When framing up these panoramas my compositional agenda was to look for layers. I tried to bring some object into the foreground while looking for a perspective that aligned interesting items behind it. While looking for this image, I walked all the way around the truck and finally ended here giving each element a place of its own.
Horizon Perfekt, Arista Premium 400 (TriX 400), Clayton Chemicals F76+ (1+9), 7:15 @ 68º. Agitate for the first 30 seconds and 2 turns every minute.
Recently I took a workshop called “Sharpening your Photographic Vision” with Sam Abell, a veteran National Geographic photographer, at the Julia Dean Photo Workshops studio. This lesson is about macro-composition and micro-composition.
Sam and I were walking up the beach when we saw the curved boardwalk winding through the sand. I commented that it might make a good macro-composition. Sam was teaching us to find the macro-composition, the overall composition and lighting, and then fit a subject inside with, what he calls the micro-composition. On the macro-composition, he would tell us to mind the corners and make them strong. On the micro-composition it was all about find a clean space for all the elements. He would call the macro-composition “The Setup”.
So Sam helped me frame up the macro-composition, using the path to create strong corners and we took a few shots comparing our ideas. He then agreed to be my subject and took deliberate walk down the path. But Sam knew something I did not. Sam knew that this composition would not work. There was no space for the micro-composition. No space for the subject to fit within the scene.
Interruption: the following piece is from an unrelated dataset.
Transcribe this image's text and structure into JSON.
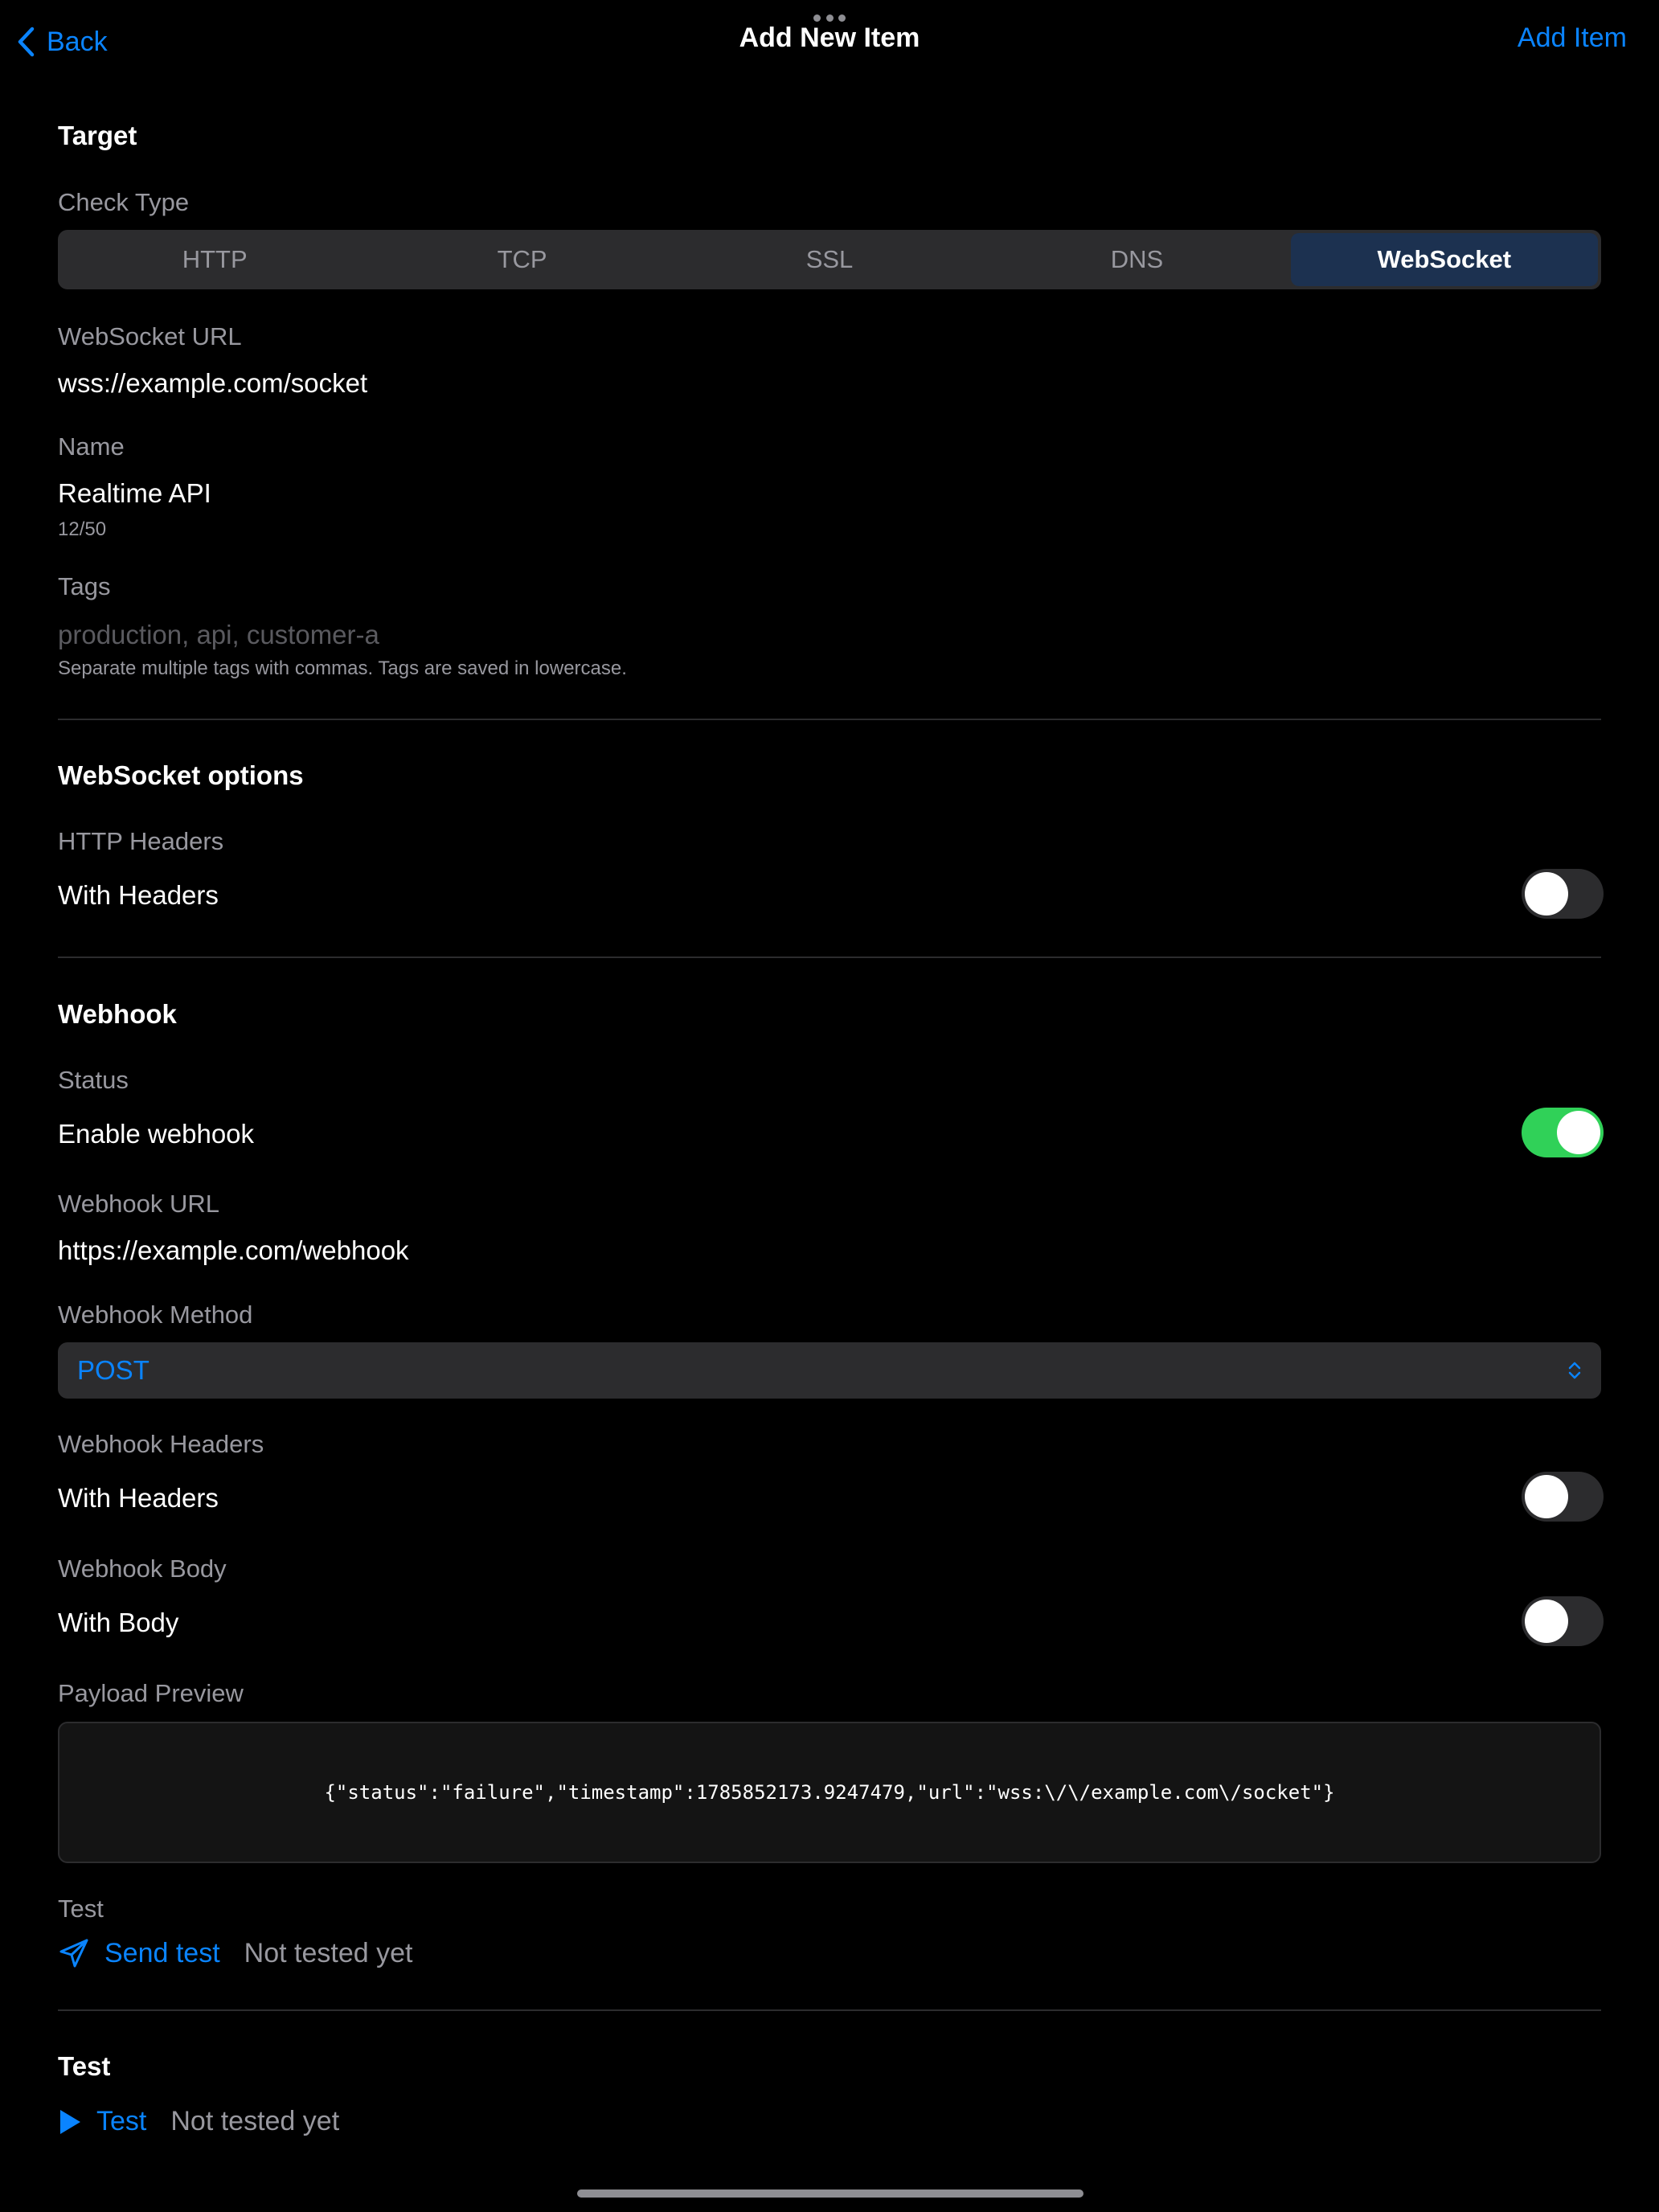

As you see in this sequence, there are only two reasonably strong frames: the first and the last. In the first frame, Sam just simply overpowers the scene behind. Unfortunately, to keep his head, and really just his hat, above the commotion of the roller coaster, I had to cut off his feet. The last frame is interesting because, however small, it shows Sam cleanly composed against the green fence. I needed to find a macro-composition that would allow room for my subject while they were still strong in the frame.
I shifted to a new position a few steps to the right. I was still using the background and the strength of the pathway into the corners, but this time I had room for the subject to move through the image. Sam walked again. The outcome was more successful but now illustrated that I had left too much space for the subject and also inadvertently cut off the edge of the trash barrel and the edge of the roller coaster. Note however, the clean composition around Sam and each trash barrel. This is the micro-composition.
The final positiong produced our objective. With just a slight modification of my position, I achieved a clean background of sky, roller coaster, trash barrels and path. There is a good balance between the space for the subject to walk and the presence of the background. Moreover, look at how the shadow fits within the frame. The micro-composition fits Sam just right in between both the two large trashcans and the two smaller ones.
Last weekend I took a workshop from Sam Abell. It was entitled “Sharpening your Photographic Vision”, or something like that, but it was really all about composition. This man is a master of composition. He talks of macro composition and micro composition. Background and layers. He also talks about approaches to get these kinds of images to happen.
Here we had just arrived on our morning location at 12th and Maple in downtown LA. Of course we all saw the 200 or so pigeons on the wires above us. Sam’s words – compose and wait – find the background and then wait for the subject to come to you, miracles happen.
From time-to-time, the pigeons were coming into the street, so I found the orange background got down and waited for the birds to do something interesting. The street merchant threw rice in the gutter, the pigeons came down to eat, the van entered the intersection, the pigeons exploded, and a man rode through dressed in black wearing a hat.
In this image I achieved a deeply layered composition. We have the pigeons in front with all of their movement and flurry. A background of orange with the street patterns adding more visual interest. A “V” in the front of the image and the diagonals complete the macro-composition. In the micro-composition is the 12th St street sign – free from obstruction, its blue color standing out against the rest of the background, the van which looks like it is bursting through the intersection, and the man riding through.